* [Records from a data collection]

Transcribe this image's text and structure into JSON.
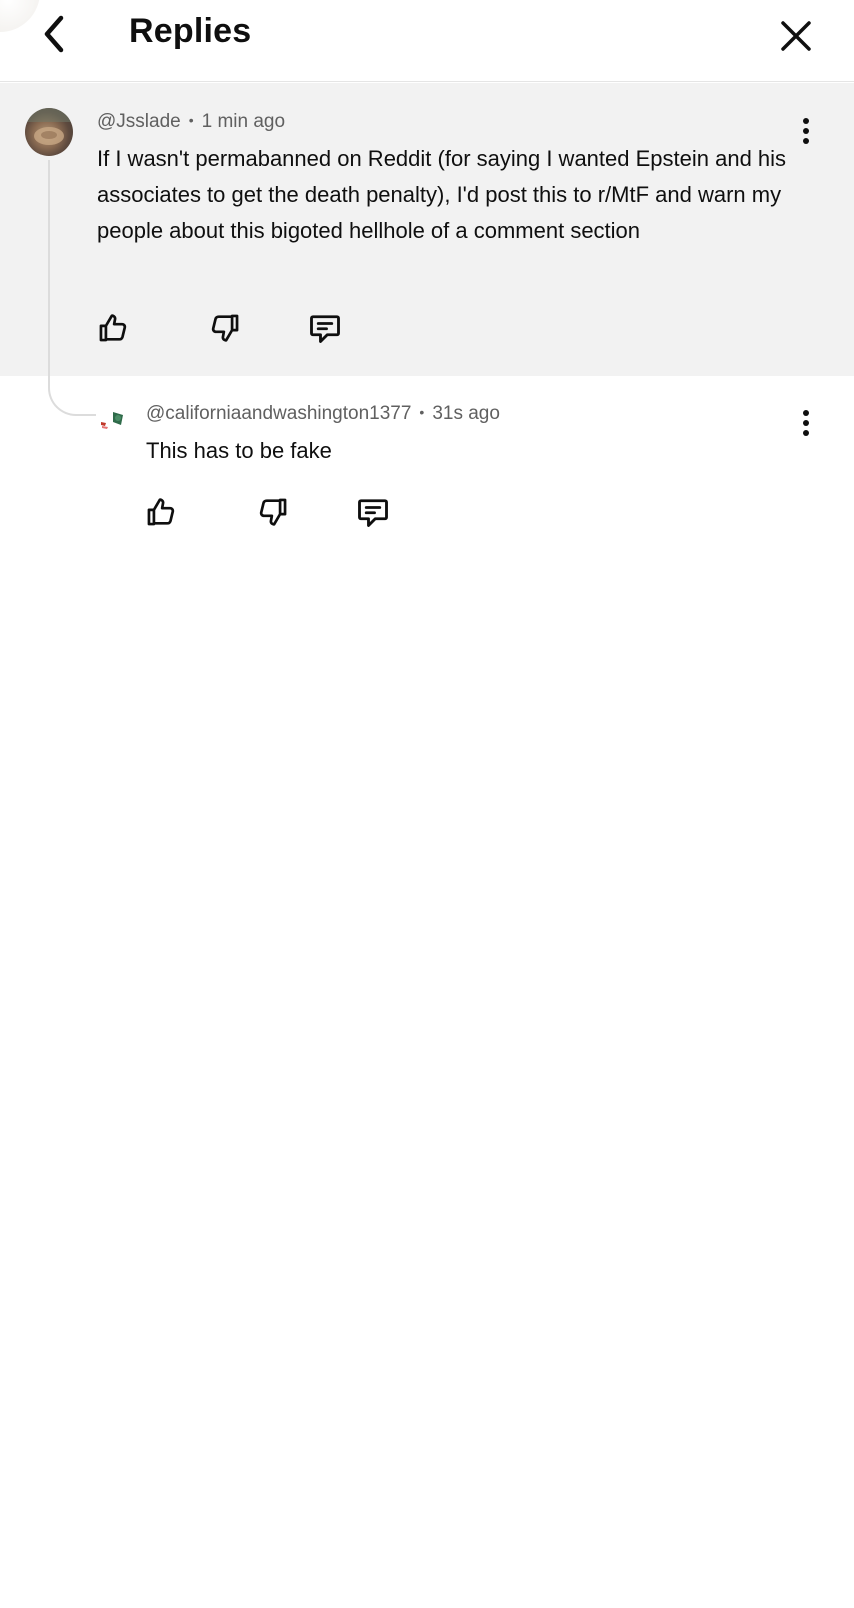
{
  "header": {
    "title": "Replies"
  },
  "parent_comment": {
    "author": "@Jsslade",
    "time": "1 min ago",
    "text": "If I wasn't permabanned on Reddit (for saying I wanted Epstein and his associates to get the death penalty), I'd post this to r/MtF and warn my people about this bigoted hellhole of a comment section"
  },
  "reply": {
    "author": "@californiaandwashington1377",
    "time": "31s ago",
    "text": "This has to be fake"
  },
  "icons": {
    "back": "chevron-left-icon",
    "close": "close-icon",
    "more": "more-vertical-icon",
    "like": "thumbs-up-icon",
    "dislike": "thumbs-down-icon",
    "reply": "comment-icon"
  },
  "colors": {
    "parent_background": "#f2f2f2",
    "meta_text": "#606060",
    "text": "#0f0f0f"
  }
}
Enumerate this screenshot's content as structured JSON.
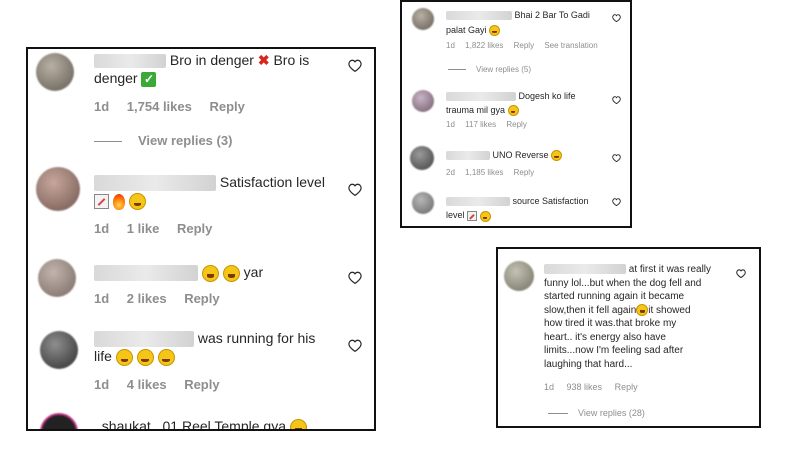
{
  "panel_a": {
    "comments": [
      {
        "text_pre": "Bro in denger",
        "text_mid": "Bro is",
        "text_post": "denger",
        "time": "1d",
        "likes": "1,754 likes",
        "reply": "Reply"
      },
      {
        "text": "Satisfaction level",
        "time": "1d",
        "likes": "1 like",
        "reply": "Reply"
      },
      {
        "text": "yar",
        "time": "1d",
        "likes": "2 likes",
        "reply": "Reply"
      },
      {
        "text_line1": "was running for his",
        "text_line2": "life",
        "time": "1d",
        "likes": "4 likes",
        "reply": "Reply"
      },
      {
        "partial_text": "_shaukat_ 01 Reel Temple gya"
      }
    ],
    "view_replies": "View replies (3)"
  },
  "panel_b": {
    "comments": [
      {
        "text_line1": "Bhai 2 Bar To Gadi",
        "text_line2": "palat Gayi",
        "time": "1d",
        "likes": "1,822 likes",
        "reply": "Reply",
        "translation": "See translation"
      },
      {
        "text_line1": "Dogesh ko life",
        "text_line2": "trauma mil gya",
        "time": "1d",
        "likes": "117 likes",
        "reply": "Reply"
      },
      {
        "text": "UNO Reverse",
        "time": "2d",
        "likes": "1,185 likes",
        "reply": "Reply"
      },
      {
        "text_line1": "source Satisfaction",
        "text_line2": "level"
      }
    ],
    "view_replies": "View replies (5)"
  },
  "panel_c": {
    "comment": {
      "lines": [
        "at first it was really",
        "funny lol...but when the dog fell and",
        "started running again it became",
        "slow,then it fell again",
        "it showed",
        "how tired it was.that broke my",
        "heart.. it's energy also have",
        "limits...now I'm feeling sad after",
        "laughing that hard..."
      ],
      "time": "1d",
      "likes": "938 likes",
      "reply": "Reply"
    },
    "view_replies": "View replies (28)"
  },
  "icons": {
    "heart": "heart-outline-icon"
  },
  "colors": {
    "meta_gray": "#8e8e8e",
    "text": "#262626",
    "border": "#111111"
  }
}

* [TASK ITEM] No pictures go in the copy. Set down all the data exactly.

* [OUTPUT FOR THIS TASK]
Transcribe this image's text and structure into JSON.
{
  "header": {
    "title": "Replies"
  },
  "parent_comment": {
    "author": "@Jsslade",
    "time": "1 min ago",
    "text": "If I wasn't permabanned on Reddit (for saying I wanted Epstein and his associates to get the death penalty), I'd post this to r/MtF and warn my people about this bigoted hellhole of a comment section"
  },
  "reply": {
    "author": "@californiaandwashington1377",
    "time": "31s ago",
    "text": "This has to be fake"
  },
  "icons": {
    "back": "chevron-left-icon",
    "close": "close-icon",
    "more": "more-vertical-icon",
    "like": "thumbs-up-icon",
    "dislike": "thumbs-down-icon",
    "reply": "comment-icon"
  },
  "colors": {
    "parent_background": "#f2f2f2",
    "meta_text": "#606060",
    "text": "#0f0f0f"
  }
}
Enumerate this screenshot's content as structured JSON.
{
  "panel_a": {
    "comments": [
      {
        "text_pre": "Bro in denger",
        "text_mid": "Bro is",
        "text_post": "denger",
        "time": "1d",
        "likes": "1,754 likes",
        "reply": "Reply"
      },
      {
        "text": "Satisfaction level",
        "time": "1d",
        "likes": "1 like",
        "reply": "Reply"
      },
      {
        "text": "yar",
        "time": "1d",
        "likes": "2 likes",
        "reply": "Reply"
      },
      {
        "text_line1": "was running for his",
        "text_line2": "life",
        "time": "1d",
        "likes": "4 likes",
        "reply": "Reply"
      },
      {
        "partial_text": "_shaukat_ 01 Reel Temple gya"
      }
    ],
    "view_replies": "View replies (3)"
  },
  "panel_b": {
    "comments": [
      {
        "text_line1": "Bhai 2 Bar To Gadi",
        "text_line2": "palat Gayi",
        "time": "1d",
        "likes": "1,822 likes",
        "reply": "Reply",
        "translation": "See translation"
      },
      {
        "text_line1": "Dogesh ko life",
        "text_line2": "trauma mil gya",
        "time": "1d",
        "likes": "117 likes",
        "reply": "Reply"
      },
      {
        "text": "UNO Reverse",
        "time": "2d",
        "likes": "1,185 likes",
        "reply": "Reply"
      },
      {
        "text_line1": "source Satisfaction",
        "text_line2": "level"
      }
    ],
    "view_replies": "View replies (5)"
  },
  "panel_c": {
    "comment": {
      "lines": [
        "at first it was really",
        "funny lol...but when the dog fell and",
        "started running again it became",
        "slow,then it fell again",
        "it showed",
        "how tired it was.that broke my",
        "heart.. it's energy also have",
        "limits...now I'm feeling sad after",
        "laughing that hard..."
      ],
      "time": "1d",
      "likes": "938 likes",
      "reply": "Reply"
    },
    "view_replies": "View replies (28)"
  },
  "icons": {
    "heart": "heart-outline-icon"
  },
  "colors": {
    "meta_gray": "#8e8e8e",
    "text": "#262626",
    "border": "#111111"
  }
}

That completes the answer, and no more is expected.